average of the close crossing above (or below) the exponential average of

the 6 day exponential average of the open?

Thank you in advance!

This is a technical indicator used in trading equities, etc.

Exponential Moving Averages:

In our last article we discussed how we can profit from exponential moving averages. Today we will learn how to determine the optimal length of a moving average. This is critical if we are to get profitable results.

Last time we looked at an example of AVL with an ema (exponential moving average) and saw an opportunity for some long positions. Here is the chart we looked at with the ema in blue and the long entry opportunities circled in red;

As you can see, two of the three would have been great long positions for swing trades. So what length did I choose for the ema and how did I choose it? That's the one million dollar question! If we choose a length that is too short, the line will run so close to the price that it will never appear to break away from it. If we choose a length that is too long, the price will never come close enough to it to invite us to open a trade.

The key to finding this "ideal" ema length is to remove the noise of the market. This is not an exact science, but an effective way to do so is to remove the dominant cycle of the price movement. If we lay out an ema that doesn't take into account the dominant cycle (major swings) of the price, then it will become more useful to us. We do this by using an ema that is 1/2 the dominant cylcle of the price movement. Now some will argue that "real mathematical cycles" seldom exist in market movement. That may be true, but more often than not there exists a rhythm in the movement of the price, and it will suffice for this purpose.

So how do we determine what the dominant cycle is? There is more than one way of doing this and depending upon who you ask, you may get different answers as to which way is best. A simple and quick way of doing this (something most of us are interested in) is to use an RSI chart. Simply look for the significant dips in the RSI. I usually count the last three from the current point on the chart. Count the distance between the first and second, then between the second and third and average the two. Lets see how this worked out for the example of AVL by adding the RSI, and a little history to our chart below;

So we can see in the above example, when we back up from our point of interest at the beginning of June that there are major or significant lows in the RSI chart, late in April, then early in March and third, late in January. I counted 33 days between the April and March dip, and 26 between the March and January dip for a total of 59 days. Divide that by 2 and you get an average dominant cycle of 29.5 days. We then further divide that number by 2 to come up with 1/2 of the dominant cycle which is 15, and that is the magic number we come up with for our ema in this example.

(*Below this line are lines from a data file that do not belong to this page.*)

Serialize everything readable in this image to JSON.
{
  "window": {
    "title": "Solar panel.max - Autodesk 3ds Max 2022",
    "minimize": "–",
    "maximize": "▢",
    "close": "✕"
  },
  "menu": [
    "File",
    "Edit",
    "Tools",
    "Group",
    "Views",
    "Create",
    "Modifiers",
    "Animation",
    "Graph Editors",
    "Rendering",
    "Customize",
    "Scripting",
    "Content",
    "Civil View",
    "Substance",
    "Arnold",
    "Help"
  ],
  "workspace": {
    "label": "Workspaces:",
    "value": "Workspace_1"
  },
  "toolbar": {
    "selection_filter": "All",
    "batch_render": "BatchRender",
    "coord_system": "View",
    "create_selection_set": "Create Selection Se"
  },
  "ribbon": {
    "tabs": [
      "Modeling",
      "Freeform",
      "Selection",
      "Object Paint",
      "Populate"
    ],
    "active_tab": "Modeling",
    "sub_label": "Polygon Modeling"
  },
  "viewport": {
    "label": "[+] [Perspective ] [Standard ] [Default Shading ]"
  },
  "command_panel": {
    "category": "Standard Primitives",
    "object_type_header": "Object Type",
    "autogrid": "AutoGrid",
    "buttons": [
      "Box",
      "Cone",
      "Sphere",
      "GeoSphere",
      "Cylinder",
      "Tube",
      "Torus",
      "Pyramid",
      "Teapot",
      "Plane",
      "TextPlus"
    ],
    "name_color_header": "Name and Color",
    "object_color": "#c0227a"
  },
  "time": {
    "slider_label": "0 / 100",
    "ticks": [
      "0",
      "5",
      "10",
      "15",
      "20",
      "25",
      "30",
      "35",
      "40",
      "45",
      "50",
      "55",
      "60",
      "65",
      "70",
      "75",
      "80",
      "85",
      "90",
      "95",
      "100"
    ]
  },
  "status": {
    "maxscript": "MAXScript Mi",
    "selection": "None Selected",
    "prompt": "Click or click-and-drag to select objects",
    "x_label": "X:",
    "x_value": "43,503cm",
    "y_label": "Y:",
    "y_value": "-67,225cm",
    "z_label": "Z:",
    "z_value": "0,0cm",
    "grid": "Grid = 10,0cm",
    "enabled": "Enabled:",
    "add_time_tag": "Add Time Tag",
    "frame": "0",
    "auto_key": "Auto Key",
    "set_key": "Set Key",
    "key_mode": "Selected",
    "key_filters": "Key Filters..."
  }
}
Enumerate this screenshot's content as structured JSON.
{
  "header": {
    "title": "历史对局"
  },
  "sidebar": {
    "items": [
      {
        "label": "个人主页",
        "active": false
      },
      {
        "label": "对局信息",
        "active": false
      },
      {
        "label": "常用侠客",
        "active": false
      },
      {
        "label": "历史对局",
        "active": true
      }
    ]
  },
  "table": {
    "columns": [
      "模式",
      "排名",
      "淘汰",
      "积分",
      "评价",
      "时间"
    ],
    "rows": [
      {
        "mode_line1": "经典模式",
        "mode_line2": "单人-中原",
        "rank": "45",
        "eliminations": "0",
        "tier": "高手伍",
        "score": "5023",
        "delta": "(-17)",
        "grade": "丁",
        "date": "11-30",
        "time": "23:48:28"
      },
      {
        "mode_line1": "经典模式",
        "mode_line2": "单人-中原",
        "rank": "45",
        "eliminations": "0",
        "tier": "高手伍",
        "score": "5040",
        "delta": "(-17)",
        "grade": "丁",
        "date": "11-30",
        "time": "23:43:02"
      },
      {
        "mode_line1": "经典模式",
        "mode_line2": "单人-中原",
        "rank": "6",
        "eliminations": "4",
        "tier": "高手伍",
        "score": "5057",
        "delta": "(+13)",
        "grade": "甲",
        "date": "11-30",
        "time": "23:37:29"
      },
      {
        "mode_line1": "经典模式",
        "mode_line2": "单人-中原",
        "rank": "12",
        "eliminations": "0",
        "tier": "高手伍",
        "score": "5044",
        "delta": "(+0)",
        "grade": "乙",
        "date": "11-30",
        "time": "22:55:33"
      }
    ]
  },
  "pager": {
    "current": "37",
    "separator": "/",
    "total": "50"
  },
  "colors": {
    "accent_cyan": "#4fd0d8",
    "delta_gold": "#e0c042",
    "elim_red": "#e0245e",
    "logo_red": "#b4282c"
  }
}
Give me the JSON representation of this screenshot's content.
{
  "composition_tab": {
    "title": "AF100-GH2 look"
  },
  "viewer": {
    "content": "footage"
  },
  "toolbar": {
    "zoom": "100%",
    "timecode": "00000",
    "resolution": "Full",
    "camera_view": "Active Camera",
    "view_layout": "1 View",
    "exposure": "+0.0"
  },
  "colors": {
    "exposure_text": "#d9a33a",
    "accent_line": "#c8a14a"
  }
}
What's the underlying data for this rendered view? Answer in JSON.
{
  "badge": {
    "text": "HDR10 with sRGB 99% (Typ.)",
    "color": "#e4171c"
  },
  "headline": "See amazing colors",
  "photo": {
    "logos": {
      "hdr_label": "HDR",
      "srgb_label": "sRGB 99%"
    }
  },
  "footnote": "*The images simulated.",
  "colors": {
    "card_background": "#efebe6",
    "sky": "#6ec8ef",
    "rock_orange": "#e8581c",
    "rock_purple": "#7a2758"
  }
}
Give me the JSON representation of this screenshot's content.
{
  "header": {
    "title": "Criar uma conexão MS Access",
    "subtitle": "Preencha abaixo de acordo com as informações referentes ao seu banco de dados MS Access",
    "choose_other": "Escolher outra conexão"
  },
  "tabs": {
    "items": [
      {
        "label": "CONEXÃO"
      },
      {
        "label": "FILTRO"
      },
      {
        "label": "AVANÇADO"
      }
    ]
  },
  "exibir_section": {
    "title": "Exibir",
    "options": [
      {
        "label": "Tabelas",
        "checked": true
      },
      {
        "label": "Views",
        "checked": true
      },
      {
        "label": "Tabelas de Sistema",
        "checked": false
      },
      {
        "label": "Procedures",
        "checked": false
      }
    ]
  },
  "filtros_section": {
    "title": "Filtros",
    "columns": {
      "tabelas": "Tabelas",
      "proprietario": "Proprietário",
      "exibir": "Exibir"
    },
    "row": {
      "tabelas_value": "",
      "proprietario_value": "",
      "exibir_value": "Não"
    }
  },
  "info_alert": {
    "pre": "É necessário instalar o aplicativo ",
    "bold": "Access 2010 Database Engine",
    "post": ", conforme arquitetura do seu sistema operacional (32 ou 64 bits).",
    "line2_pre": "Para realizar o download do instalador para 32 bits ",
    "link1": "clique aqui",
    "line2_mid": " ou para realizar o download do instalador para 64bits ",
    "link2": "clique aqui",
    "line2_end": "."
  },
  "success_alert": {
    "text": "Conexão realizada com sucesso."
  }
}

How long can we use the 15 day ema for? As a general rule you should at least be able to use it for the length of the current dominate cycle that has been identified. The further away you get from that point, you might want to think about recalculating.